MATERIAL TO PROCESS —
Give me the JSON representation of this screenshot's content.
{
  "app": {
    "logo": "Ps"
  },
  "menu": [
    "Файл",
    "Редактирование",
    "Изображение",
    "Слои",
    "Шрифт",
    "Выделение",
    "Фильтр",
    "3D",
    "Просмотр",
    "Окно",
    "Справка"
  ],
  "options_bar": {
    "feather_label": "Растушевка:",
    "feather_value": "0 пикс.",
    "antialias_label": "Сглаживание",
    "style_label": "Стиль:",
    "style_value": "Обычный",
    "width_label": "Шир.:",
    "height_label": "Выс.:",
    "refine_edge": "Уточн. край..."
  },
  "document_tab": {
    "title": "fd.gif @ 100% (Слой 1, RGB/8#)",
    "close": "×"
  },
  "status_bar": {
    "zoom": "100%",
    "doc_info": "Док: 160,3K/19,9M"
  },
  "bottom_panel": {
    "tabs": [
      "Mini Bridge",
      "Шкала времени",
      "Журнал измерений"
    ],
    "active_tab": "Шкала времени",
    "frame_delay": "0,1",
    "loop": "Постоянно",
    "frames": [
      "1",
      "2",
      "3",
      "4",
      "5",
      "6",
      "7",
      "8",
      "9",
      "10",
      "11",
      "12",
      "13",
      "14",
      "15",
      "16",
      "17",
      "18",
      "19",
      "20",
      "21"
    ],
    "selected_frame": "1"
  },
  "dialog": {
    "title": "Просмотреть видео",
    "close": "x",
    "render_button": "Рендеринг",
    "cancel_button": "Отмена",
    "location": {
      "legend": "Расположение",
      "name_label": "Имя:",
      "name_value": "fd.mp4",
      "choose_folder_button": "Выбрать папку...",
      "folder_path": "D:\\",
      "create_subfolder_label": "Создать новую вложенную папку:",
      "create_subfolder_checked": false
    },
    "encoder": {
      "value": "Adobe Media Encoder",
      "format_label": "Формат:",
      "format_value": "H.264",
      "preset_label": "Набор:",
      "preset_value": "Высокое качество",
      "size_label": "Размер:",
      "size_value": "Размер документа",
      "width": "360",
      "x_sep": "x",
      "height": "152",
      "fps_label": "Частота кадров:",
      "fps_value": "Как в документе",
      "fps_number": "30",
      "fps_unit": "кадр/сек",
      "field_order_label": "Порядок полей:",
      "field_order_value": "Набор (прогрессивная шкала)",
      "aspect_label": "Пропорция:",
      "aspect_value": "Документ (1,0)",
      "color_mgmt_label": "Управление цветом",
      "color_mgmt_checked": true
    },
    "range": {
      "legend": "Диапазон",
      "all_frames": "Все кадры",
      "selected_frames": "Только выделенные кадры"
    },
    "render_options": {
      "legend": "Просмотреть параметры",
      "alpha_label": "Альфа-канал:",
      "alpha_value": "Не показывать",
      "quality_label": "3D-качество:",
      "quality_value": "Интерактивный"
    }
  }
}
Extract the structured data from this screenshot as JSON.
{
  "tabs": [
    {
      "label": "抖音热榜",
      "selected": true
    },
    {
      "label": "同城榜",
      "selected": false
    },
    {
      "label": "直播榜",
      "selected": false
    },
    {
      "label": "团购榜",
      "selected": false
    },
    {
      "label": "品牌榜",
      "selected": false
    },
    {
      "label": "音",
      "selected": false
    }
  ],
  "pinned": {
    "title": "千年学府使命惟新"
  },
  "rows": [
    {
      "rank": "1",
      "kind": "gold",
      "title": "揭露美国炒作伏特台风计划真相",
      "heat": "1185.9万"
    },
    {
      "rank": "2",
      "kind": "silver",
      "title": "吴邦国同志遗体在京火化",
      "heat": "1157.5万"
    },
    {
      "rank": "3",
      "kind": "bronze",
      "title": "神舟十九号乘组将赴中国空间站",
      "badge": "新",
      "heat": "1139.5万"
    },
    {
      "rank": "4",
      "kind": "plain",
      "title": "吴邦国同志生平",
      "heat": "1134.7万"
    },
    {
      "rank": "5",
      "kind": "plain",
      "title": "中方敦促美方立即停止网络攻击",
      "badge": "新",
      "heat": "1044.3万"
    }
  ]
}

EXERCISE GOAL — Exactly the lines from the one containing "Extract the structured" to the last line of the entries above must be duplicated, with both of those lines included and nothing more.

EXERCISE ANSWER —
Extract the structured data from this screenshot as JSON.
{
  "tabs": [
    {
      "label": "抖音热榜",
      "selected": true
    },
    {
      "label": "同城榜",
      "selected": false
    },
    {
      "label": "直播榜",
      "selected": false
    },
    {
      "label": "团购榜",
      "selected": false
    },
    {
      "label": "品牌榜",
      "selected": false
    },
    {
      "label": "音",
      "selected": false
    }
  ],
  "pinned": {
    "title": "千年学府使命惟新"
  },
  "rows": [
    {
      "rank": "1",
      "kind": "gold",
      "title": "揭露美国炒作伏特台风计划真相",
      "heat": "1185.9万"
    },
    {
      "rank": "2",
      "kind": "silver",
      "title": "吴邦国同志遗体在京火化",
      "heat": "1157.5万"
    },
    {
      "rank": "3",
      "kind": "bronze",
      "title": "神舟十九号乘组将赴中国空间站",
      "badge": "新",
      "heat": "1139.5万"
    },
    {
      "rank": "4",
      "kind": "plain",
      "title": "吴邦国同志生平",
      "heat": "1134.7万"
    },
    {
      "rank": "5",
      "kind": "plain",
      "title": "中方敦促美方立即停止网络攻击",
      "badge": "新",
      "heat": "1044.3万"
    }
  ]
}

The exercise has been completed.